◆ Task details
In the data below, find every line with the string "content" and pull it out.

◆ Data about app and page elements
[Start of Attachment]

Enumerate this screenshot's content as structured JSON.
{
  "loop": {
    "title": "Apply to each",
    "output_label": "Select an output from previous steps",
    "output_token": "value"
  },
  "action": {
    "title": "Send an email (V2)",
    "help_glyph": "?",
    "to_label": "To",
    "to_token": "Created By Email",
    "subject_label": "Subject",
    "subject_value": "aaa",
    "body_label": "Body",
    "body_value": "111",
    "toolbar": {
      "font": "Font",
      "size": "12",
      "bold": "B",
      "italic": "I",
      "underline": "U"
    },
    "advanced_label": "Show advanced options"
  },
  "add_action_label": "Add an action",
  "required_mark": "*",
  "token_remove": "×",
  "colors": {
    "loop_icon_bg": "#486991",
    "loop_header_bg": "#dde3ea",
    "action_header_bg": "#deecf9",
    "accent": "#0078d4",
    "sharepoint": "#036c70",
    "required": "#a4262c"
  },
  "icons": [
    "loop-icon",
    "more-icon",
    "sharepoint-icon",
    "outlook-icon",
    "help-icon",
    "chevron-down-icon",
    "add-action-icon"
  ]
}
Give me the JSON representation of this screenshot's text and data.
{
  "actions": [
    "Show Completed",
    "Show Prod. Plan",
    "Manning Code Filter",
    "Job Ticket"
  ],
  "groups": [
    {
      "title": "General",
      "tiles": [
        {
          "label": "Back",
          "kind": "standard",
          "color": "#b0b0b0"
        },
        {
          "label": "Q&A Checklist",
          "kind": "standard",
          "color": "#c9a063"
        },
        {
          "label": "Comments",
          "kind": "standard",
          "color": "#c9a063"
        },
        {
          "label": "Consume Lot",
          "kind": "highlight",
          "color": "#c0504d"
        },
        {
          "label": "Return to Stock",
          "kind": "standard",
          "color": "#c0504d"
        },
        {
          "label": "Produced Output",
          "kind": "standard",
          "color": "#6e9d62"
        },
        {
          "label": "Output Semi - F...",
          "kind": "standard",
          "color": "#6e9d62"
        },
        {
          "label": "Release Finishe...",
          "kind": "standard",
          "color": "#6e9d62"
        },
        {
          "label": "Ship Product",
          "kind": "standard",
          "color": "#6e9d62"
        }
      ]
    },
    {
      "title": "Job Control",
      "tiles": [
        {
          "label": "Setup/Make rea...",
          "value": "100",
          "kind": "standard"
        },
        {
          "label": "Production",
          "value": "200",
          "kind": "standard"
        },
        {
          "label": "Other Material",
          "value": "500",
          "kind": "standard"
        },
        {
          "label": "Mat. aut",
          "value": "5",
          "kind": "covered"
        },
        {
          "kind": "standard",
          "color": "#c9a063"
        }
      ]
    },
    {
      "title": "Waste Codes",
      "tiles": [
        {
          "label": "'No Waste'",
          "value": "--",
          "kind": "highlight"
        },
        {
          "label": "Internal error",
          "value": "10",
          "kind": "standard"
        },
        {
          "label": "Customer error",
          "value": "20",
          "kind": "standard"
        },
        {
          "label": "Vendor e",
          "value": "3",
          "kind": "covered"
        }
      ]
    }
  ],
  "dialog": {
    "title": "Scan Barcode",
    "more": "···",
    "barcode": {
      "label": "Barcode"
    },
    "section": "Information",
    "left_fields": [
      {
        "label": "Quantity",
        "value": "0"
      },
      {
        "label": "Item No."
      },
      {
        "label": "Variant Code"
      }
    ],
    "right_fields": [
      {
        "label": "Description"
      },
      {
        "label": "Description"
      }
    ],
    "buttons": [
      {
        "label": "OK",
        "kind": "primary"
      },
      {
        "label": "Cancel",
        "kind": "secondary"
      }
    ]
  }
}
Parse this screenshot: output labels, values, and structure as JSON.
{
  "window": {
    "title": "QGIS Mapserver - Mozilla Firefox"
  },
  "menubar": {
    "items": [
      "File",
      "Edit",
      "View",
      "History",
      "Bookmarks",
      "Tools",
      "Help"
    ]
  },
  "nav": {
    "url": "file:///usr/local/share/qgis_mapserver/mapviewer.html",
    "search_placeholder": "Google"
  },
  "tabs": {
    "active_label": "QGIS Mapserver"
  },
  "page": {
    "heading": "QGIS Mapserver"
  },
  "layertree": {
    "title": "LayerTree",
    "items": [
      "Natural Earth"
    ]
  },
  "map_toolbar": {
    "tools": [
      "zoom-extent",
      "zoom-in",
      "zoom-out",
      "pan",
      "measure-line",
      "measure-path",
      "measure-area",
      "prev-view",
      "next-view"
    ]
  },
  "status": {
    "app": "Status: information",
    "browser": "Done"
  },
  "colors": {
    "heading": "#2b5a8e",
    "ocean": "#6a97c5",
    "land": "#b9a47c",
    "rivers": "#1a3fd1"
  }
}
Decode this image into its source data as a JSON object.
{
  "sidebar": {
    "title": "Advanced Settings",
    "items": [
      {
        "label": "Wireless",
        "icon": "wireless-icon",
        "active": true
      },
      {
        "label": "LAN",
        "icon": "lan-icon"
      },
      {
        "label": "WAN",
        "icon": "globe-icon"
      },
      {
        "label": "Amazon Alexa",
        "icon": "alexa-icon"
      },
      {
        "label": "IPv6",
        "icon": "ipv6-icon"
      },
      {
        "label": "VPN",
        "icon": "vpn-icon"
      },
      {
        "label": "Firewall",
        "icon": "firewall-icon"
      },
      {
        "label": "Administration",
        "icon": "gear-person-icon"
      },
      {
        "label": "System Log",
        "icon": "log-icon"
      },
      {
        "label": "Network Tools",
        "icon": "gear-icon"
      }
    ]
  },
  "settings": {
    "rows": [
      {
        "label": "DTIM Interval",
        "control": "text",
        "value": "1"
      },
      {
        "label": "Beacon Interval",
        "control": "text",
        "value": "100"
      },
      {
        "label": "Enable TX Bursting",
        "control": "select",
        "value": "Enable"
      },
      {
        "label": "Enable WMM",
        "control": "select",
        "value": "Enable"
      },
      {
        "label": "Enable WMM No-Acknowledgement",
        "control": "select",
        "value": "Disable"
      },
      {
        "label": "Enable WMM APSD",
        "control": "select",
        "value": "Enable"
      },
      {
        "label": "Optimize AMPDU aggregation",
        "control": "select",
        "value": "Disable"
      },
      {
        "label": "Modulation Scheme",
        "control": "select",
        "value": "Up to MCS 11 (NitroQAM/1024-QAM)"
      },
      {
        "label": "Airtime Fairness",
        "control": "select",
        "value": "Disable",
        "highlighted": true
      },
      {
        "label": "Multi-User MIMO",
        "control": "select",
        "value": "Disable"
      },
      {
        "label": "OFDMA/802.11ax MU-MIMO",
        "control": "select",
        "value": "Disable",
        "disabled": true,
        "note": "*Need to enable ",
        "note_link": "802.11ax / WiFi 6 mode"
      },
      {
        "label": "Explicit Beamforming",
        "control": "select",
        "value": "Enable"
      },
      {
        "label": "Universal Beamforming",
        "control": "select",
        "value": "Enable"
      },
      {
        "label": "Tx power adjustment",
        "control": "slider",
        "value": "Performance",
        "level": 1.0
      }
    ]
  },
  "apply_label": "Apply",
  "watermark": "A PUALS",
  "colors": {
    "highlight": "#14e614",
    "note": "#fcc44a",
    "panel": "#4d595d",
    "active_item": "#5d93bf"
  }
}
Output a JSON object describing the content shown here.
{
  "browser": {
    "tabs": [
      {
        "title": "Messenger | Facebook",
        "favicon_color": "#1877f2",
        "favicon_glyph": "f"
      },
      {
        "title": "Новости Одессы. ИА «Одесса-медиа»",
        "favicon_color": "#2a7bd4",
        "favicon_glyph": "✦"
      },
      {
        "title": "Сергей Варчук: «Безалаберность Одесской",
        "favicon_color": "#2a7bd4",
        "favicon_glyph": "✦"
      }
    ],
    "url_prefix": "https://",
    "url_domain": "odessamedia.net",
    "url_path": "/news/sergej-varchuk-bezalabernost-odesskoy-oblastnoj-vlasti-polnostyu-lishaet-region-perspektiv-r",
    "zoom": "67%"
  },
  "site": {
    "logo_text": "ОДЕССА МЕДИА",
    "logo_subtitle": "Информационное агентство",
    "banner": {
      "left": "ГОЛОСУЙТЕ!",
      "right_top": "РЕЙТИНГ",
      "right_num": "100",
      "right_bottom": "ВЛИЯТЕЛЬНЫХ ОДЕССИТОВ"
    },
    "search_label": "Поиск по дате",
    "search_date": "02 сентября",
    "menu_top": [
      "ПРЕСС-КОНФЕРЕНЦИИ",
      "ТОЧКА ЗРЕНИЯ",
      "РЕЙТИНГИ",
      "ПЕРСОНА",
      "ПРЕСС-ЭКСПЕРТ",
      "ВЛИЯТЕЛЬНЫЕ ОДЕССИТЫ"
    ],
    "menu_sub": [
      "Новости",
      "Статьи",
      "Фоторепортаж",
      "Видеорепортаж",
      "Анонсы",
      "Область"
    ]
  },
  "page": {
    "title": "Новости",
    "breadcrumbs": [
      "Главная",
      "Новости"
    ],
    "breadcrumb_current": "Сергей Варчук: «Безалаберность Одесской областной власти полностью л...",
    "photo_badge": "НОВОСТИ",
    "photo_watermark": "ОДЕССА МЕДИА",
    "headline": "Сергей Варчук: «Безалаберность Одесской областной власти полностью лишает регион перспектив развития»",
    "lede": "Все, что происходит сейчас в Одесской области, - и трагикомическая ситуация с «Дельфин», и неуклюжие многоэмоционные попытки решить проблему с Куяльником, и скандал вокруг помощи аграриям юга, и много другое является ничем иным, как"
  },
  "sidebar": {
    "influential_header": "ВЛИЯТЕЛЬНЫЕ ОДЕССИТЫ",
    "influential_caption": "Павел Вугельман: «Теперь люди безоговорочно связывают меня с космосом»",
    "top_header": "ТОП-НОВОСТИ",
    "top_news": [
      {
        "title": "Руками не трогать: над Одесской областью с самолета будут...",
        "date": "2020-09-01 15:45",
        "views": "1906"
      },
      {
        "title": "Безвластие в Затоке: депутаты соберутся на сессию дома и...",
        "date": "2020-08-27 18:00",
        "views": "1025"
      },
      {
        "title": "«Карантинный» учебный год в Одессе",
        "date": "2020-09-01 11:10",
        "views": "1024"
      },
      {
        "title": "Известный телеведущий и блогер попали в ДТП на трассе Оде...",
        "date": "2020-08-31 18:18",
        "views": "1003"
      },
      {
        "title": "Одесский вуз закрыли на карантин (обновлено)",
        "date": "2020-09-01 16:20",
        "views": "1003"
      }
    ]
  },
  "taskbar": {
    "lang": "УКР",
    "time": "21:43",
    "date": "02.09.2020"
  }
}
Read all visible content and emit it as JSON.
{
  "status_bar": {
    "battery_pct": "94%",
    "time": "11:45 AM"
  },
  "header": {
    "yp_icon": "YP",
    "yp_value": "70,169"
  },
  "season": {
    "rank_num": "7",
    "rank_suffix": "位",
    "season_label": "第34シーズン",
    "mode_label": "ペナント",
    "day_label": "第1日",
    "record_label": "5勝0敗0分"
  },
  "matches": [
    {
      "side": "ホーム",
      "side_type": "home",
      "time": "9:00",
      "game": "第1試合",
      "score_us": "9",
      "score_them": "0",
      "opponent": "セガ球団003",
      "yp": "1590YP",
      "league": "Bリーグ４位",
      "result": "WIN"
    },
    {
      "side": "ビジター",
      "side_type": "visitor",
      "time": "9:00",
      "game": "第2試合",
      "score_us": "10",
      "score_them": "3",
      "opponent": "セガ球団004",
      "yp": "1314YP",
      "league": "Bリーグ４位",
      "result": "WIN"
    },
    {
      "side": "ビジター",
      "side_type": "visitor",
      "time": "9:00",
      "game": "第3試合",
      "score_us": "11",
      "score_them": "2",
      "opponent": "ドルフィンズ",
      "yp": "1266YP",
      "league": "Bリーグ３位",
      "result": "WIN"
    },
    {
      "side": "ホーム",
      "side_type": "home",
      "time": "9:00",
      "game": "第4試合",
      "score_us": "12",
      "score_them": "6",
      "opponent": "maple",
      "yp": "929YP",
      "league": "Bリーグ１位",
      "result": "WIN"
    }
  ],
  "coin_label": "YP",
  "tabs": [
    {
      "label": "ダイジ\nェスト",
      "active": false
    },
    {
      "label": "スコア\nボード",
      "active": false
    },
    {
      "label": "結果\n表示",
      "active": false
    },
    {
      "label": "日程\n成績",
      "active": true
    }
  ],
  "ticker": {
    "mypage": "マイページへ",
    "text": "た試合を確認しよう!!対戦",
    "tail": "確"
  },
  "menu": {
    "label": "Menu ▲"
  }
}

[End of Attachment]

◆ Response to the exercise
Enumerate this screenshot's content as structured JSON.
Output a JSON object describing the content shown here.
Read all visible content and emit it as JSON.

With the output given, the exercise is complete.